**** Data supplied
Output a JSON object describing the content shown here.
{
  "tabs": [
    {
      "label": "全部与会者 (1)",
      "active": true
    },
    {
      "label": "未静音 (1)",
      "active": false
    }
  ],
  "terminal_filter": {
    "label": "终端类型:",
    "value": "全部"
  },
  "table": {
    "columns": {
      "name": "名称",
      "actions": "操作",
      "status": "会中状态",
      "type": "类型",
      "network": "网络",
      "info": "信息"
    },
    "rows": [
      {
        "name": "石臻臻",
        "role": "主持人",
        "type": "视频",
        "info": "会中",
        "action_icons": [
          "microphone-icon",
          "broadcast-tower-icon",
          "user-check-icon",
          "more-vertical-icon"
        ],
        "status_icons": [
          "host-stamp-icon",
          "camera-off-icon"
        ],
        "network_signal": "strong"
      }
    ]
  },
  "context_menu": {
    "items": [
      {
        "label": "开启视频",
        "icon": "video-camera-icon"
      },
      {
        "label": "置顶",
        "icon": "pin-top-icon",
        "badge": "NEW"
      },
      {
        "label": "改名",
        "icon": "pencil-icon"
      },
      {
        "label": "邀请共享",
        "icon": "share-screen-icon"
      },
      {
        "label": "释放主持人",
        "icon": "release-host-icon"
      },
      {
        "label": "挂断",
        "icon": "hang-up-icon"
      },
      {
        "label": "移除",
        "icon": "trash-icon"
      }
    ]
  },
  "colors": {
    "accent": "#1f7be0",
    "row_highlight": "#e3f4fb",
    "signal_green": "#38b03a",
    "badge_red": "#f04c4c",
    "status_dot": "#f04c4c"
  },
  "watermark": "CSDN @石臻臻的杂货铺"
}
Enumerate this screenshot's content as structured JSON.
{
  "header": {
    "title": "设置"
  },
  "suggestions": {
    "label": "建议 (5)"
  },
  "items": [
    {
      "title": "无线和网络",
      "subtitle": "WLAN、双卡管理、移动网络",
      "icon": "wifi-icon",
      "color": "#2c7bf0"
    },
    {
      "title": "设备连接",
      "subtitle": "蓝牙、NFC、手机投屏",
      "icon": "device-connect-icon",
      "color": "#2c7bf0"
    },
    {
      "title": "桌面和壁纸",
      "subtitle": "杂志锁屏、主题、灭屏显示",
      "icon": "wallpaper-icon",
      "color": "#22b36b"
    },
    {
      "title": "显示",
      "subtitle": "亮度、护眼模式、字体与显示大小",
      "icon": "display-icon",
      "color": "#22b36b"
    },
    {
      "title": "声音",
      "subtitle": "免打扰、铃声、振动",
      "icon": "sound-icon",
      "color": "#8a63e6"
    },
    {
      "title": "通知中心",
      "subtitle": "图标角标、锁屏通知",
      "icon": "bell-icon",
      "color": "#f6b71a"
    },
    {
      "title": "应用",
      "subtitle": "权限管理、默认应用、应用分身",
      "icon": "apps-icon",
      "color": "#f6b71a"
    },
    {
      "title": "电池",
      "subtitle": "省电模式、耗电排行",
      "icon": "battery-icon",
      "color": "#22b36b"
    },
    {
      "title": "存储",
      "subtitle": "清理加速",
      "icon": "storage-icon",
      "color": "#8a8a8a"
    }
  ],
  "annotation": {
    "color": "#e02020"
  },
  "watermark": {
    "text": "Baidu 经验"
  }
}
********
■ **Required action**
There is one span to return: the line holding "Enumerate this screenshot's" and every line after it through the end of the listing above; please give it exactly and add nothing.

■ **Solution to the problem**
Enumerate this screenshot's content as structured JSON.
{
  "header": {
    "title": "设置"
  },
  "suggestions": {
    "label": "建议 (5)"
  },
  "items": [
    {
      "title": "无线和网络",
      "subtitle": "WLAN、双卡管理、移动网络",
      "icon": "wifi-icon",
      "color": "#2c7bf0"
    },
    {
      "title": "设备连接",
      "subtitle": "蓝牙、NFC、手机投屏",
      "icon": "device-connect-icon",
      "color": "#2c7bf0"
    },
    {
      "title": "桌面和壁纸",
      "subtitle": "杂志锁屏、主题、灭屏显示",
      "icon": "wallpaper-icon",
      "color": "#22b36b"
    },
    {
      "title": "显示",
      "subtitle": "亮度、护眼模式、字体与显示大小",
      "icon": "display-icon",
      "color": "#22b36b"
    },
    {
      "title": "声音",
      "subtitle": "免打扰、铃声、振动",
      "icon": "sound-icon",
      "color": "#8a63e6"
    },
    {
      "title": "通知中心",
      "subtitle": "图标角标、锁屏通知",
      "icon": "bell-icon",
      "color": "#f6b71a"
    },
    {
      "title": "应用",
      "subtitle": "权限管理、默认应用、应用分身",
      "icon": "apps-icon",
      "color": "#f6b71a"
    },
    {
      "title": "电池",
      "subtitle": "省电模式、耗电排行",
      "icon": "battery-icon",
      "color": "#22b36b"
    },
    {
      "title": "存储",
      "subtitle": "清理加速",
      "icon": "storage-icon",
      "color": "#8a8a8a"
    }
  ],
  "annotation": {
    "color": "#e02020"
  },
  "watermark": {
    "text": "Baidu 经验"
  }
}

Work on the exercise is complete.